electricity  A current of several hundred volts is applied across the burner tip, and a collector electrode above the flame.  The measured current is amplified  Selective towards carbon compounds. Ignores contaminants such as nitrogen and sulphur  Requires make up gas. Why? Dr. Christian Jungnickel

Chromatography Course GC September 2005

Flame Ionisation detector

Dr. Christian Jungnickel

Chromatography Course GC September 2005

Thermal conductivity detector  The sensing element is a heated element

whose temperature depends on the thermal conductivity of the surrounding gas.  Helium, and hydrogen have a thermal conductivity roughly six times greater than most organic compounds.  The presence of organic compound therefore causes a marked increase of element temperature Dr. Christian Jungnickel

Chromatography Course GC September 2005

Thermal conductivity detector

Dr. Christian Jungnickel

Chromatography Course GC September 2005

Thermal conductivity detector

Dr. Christian Jungnickel

Chromatography Course GC September 2005

Electron Capture Detector  The sample passes over a β – emitter. The

electrons cause ionisation of the carrier gas nitrogen. This creates a current between two electrode plates. In the presence of organics the electrons are captured, and a decrease in signal is observed.  It is sensitive towards halides, peroxides, and nitro groups.  Highly sensitive, but not always linear. Dr. Christian Jungnickel

Chromatography Course GC September 2005

Atomic Emission Detector  Elemental analysis  Uses a microwave energised helium plasma

which atomises the complete sample, and excites all atoms, such that the emission spectra may be measured.  Coupled with a diode array optical emission spectrometer.

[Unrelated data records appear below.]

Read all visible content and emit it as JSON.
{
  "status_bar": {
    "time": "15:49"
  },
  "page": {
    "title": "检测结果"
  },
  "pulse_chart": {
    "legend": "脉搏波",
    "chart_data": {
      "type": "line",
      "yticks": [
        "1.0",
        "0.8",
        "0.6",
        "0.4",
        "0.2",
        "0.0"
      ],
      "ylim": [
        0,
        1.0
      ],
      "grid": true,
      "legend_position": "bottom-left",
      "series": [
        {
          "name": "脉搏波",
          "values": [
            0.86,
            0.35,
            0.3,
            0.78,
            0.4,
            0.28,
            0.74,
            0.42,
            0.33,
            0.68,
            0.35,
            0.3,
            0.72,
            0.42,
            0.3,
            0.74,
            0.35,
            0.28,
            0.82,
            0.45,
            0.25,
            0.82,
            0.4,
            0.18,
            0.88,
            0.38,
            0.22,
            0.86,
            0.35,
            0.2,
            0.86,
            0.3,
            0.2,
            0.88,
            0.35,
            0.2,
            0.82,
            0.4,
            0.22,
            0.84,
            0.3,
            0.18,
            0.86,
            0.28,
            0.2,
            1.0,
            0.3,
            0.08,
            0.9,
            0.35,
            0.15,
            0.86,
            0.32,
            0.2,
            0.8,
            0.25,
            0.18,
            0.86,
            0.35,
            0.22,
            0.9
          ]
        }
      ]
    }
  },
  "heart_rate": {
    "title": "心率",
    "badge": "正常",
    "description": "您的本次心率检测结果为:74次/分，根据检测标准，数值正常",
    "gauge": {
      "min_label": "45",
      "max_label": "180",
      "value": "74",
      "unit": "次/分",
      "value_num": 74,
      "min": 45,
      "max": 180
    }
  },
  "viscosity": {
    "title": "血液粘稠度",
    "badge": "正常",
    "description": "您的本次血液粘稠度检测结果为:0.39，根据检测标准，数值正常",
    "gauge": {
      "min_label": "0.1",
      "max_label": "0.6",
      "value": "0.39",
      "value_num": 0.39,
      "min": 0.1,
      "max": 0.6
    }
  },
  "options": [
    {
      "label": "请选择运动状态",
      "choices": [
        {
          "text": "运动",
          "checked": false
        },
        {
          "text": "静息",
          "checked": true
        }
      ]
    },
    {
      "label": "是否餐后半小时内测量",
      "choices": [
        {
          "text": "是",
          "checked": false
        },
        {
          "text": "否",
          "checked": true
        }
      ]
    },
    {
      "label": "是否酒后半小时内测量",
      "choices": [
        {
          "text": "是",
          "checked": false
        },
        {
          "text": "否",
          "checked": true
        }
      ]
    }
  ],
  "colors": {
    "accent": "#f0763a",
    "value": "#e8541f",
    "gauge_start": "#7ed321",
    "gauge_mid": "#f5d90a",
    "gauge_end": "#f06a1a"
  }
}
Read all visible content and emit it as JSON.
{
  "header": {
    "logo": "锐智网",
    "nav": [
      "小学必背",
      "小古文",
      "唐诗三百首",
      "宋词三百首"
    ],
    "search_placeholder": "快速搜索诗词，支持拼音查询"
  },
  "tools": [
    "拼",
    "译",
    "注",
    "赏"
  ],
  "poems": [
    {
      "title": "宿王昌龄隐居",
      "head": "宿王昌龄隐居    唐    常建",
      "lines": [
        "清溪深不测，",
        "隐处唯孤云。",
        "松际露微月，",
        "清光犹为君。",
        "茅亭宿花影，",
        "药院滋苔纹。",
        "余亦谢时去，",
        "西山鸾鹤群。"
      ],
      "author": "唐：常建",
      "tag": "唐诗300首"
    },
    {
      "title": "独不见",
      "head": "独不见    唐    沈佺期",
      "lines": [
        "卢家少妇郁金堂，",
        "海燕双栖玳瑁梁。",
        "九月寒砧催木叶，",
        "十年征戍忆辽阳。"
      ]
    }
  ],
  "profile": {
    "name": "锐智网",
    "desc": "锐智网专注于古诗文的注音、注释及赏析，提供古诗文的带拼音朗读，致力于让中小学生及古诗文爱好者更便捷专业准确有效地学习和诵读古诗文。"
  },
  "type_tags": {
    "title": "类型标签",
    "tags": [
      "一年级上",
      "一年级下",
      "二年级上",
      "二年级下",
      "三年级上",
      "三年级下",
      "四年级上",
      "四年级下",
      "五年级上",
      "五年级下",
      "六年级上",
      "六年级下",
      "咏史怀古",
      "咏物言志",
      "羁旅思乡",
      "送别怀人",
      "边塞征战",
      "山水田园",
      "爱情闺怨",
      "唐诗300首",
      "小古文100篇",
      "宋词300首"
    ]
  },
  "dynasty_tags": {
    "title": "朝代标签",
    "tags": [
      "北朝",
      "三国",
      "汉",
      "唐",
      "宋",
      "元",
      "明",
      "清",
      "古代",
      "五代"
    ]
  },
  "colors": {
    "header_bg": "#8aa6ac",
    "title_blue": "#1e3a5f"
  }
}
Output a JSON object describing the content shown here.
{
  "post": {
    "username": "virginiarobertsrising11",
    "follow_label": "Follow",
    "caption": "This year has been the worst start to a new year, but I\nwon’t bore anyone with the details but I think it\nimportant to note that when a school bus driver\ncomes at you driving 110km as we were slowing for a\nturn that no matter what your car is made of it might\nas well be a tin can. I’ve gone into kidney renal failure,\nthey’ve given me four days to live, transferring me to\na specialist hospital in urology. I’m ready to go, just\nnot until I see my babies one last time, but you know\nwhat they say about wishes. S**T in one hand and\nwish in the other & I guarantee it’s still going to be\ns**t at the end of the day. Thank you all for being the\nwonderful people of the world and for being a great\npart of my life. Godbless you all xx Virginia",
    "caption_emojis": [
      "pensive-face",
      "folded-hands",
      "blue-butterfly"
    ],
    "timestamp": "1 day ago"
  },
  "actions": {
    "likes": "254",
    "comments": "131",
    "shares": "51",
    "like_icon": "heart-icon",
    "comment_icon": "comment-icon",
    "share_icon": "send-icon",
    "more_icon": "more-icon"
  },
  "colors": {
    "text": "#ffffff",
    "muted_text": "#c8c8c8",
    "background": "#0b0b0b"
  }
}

Dr. Christian Jungnickel

Chromatography Course GC September 2005

Atomic Emission Detector

Dr. Christian Jungnickel

Chromatography Course GC September 2005

Hyphenated Analysis Methods  GC-MS  A jet separator is used to split the sample from the carrier gas. The sample is then fed into a mass spectrometer

Dr. Christian Jungnickel

Chromatography Course GC September 2005

Hyphenated Analysis Methods  GC-IR 

The sample is passed through a heated gold pipe through which the laser from the Fourier Transform Infrared spectrometer (FTIR) passes. The characteristic spectra are then compared to a stored library.

Dr. Christian Jungnickel

Chromatography Course GC September 2005

Which detector?  The choice of detector depends on a number

of variables: Sample composition  Concentration of analytes in sample  Carrier gas 

Dr. Christian Jungnickel

Chromatography Course GC September 2005

Kovats Index  Kovats retention index for linear alkanes is

100 times the number of carbon atoms.  The Kovats index for compounds other than alkanes can be calculated  log tr′ (unknown) − log tr′ (n)  I = 100  n + ( N − n)  ′ ′ log t ( N ) − log t ( n )  r r 

 The Kovats index can generally be used to

identify unknown compounds. But only with strict limitations. Dr. Christian Jungnickel

Chromatography Course GC September 2005

Kovats Index

Dr. Christian Jungnickel

Chromatography Course GC September 2005

Preparation for the experiments

 If you have any questions, please ask.

Dr. Christian Jungnickel

Chromatography Course GC September 2005